> PROBLEM STATEMENT
Copy every line of the entries that has the string "JSON" in it.

> DATA FOR THIS EXERCISE
————————

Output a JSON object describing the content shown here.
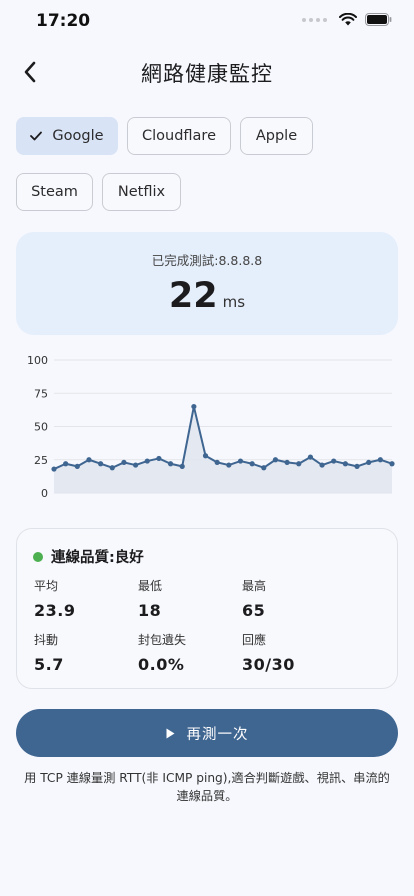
{
  "status_bar": {
    "time": "17:20"
  },
  "header": {
    "title": "網路健康監控"
  },
  "targets": [
    {
      "label": "Google",
      "selected": true
    },
    {
      "label": "Cloudflare",
      "selected": false
    },
    {
      "label": "Apple",
      "selected": false
    },
    {
      "label": "Steam",
      "selected": false
    },
    {
      "label": "Netflix",
      "selected": false
    }
  ],
  "result": {
    "label": "已完成測試:8.8.8.8",
    "value": "22",
    "unit": "ms"
  },
  "chart_data": {
    "type": "area",
    "title": "",
    "xlabel": "",
    "ylabel": "",
    "ylim": [
      0,
      100
    ],
    "yticks": [
      "100",
      "75",
      "50",
      "25",
      "0"
    ],
    "grid": true,
    "x": [
      1,
      2,
      3,
      4,
      5,
      6,
      7,
      8,
      9,
      10,
      11,
      12,
      13,
      14,
      15,
      16,
      17,
      18,
      19,
      20,
      21,
      22,
      23,
      24,
      25,
      26,
      27,
      28,
      29,
      30
    ],
    "values": [
      18,
      22,
      20,
      25,
      22,
      19,
      23,
      21,
      24,
      26,
      22,
      20,
      65,
      28,
      23,
      21,
      24,
      22,
      19,
      25,
      23,
      22,
      27,
      21,
      24,
      22,
      20,
      23,
      25,
      22
    ],
    "line_color": "#3f6591",
    "fill_color": "#dfe5ef"
  },
  "quality": {
    "title": "連線品質:良好",
    "status_color": "#4caf50",
    "stats": [
      {
        "label": "平均",
        "value": "23.9"
      },
      {
        "label": "最低",
        "value": "18"
      },
      {
        "label": "最高",
        "value": "65"
      },
      {
        "label": "抖動",
        "value": "5.7"
      },
      {
        "label": "封包遺失",
        "value": "0.0%"
      },
      {
        "label": "回應",
        "value": "30/30"
      }
    ]
  },
  "action": {
    "retest_label": "再測一次",
    "icon": "play-icon"
  },
  "footnote": "用 TCP 連線量測 RTT(非 ICMP ping),適合判斷遊戲、視訊、串流的連線品質。"
}
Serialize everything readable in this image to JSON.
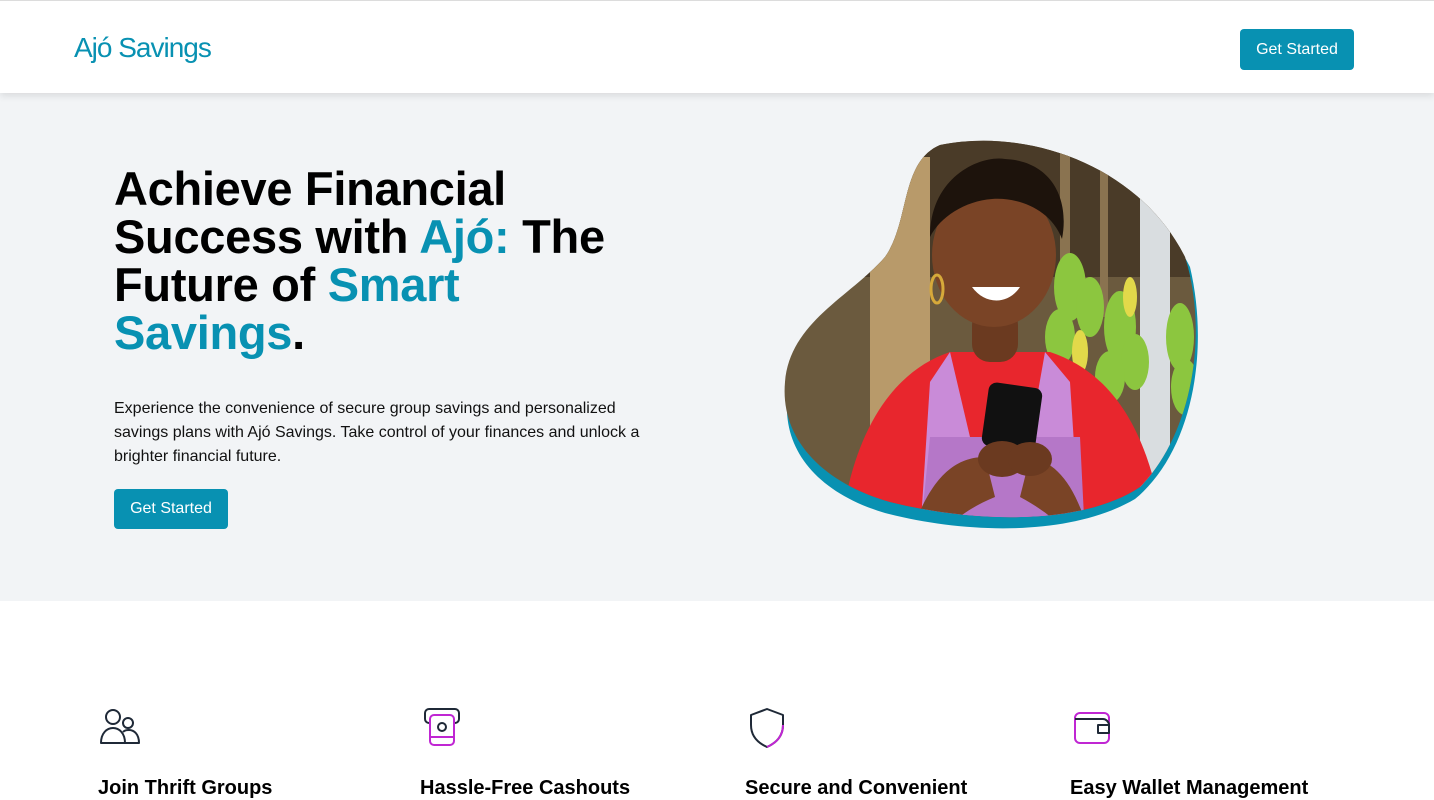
{
  "nav": {
    "logo": "Ajó Savings",
    "cta": "Get Started"
  },
  "hero": {
    "title_line1": "Achieve Financial",
    "title_line2_a": "Success with ",
    "title_line2_accent": "Ajó:",
    "title_line2_b": " The",
    "title_line3_a": "Future of ",
    "title_line3_accent": "Smart",
    "title_line4_accent": "Savings",
    "title_line4_b": ".",
    "description": "Experience the convenience of secure group savings and personalized savings plans with Ajó Savings. Take control of your finances and unlock a brighter financial future.",
    "cta": "Get Started",
    "image_alt": "Smiling woman in red shirt and purple apron using a smartphone at a market stall with bananas"
  },
  "features": [
    {
      "icon": "users-icon",
      "title": "Join Thrift Groups"
    },
    {
      "icon": "cashout-icon",
      "title": "Hassle-Free Cashouts"
    },
    {
      "icon": "shield-icon",
      "title": "Secure and Convenient"
    },
    {
      "icon": "wallet-icon",
      "title": "Easy Wallet Management"
    }
  ],
  "colors": {
    "brand": "#0891b2",
    "hero_background": "#f2f4f6",
    "icon_accent": "#c026d3"
  }
}
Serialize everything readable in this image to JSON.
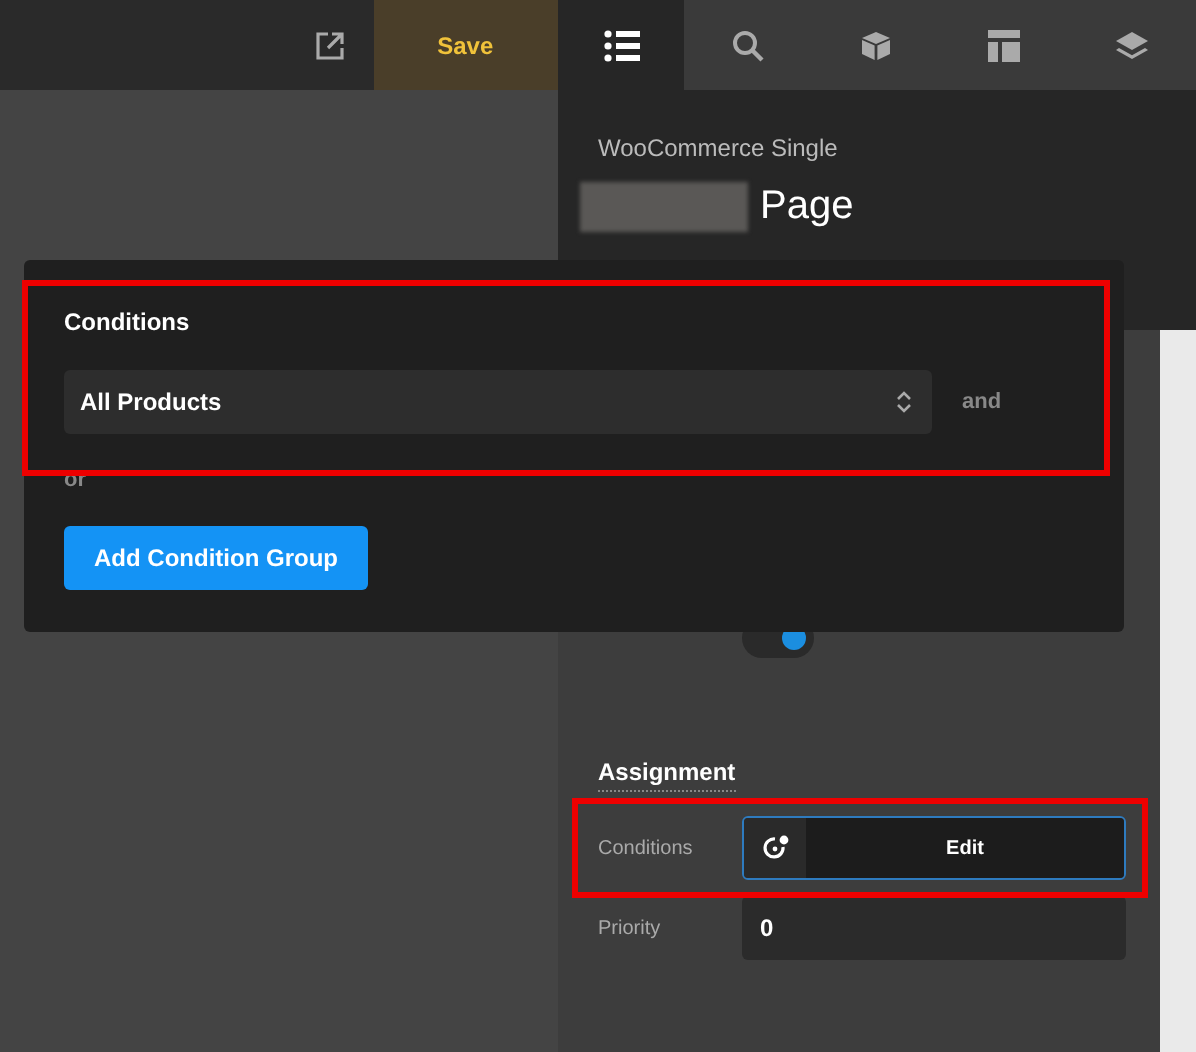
{
  "toolbar": {
    "save": "Save",
    "tabs": [
      {
        "selected": true
      },
      {
        "selected": false
      },
      {
        "selected": false
      },
      {
        "selected": false
      },
      {
        "selected": false
      }
    ]
  },
  "panel": {
    "subtitle": "WooCommerce Single",
    "title": "Page",
    "footer": {
      "on": true
    },
    "assignment": {
      "heading": "Assignment",
      "conditions_label": "Conditions",
      "edit": "Edit",
      "priority_label": "Priority",
      "priority": "0"
    }
  },
  "popup": {
    "heading": "Conditions",
    "select": "All Products",
    "and": "and",
    "or": "or",
    "button": "Add Condition Group"
  }
}
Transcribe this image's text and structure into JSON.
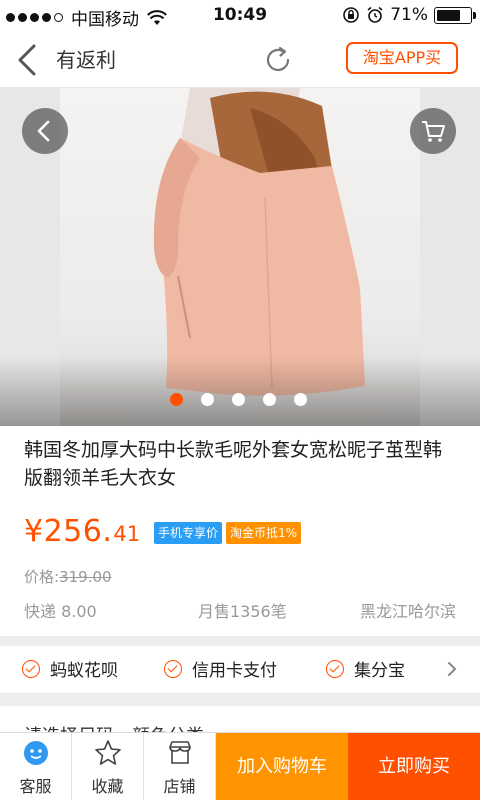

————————

> EXERCISE RESPONSE
Output a JSON object describing the content shown here.
Serialize everything readable in this image to JSON.
Serialize everything readable in this image to JSON.
Transcribe this image's text and structure into JSON.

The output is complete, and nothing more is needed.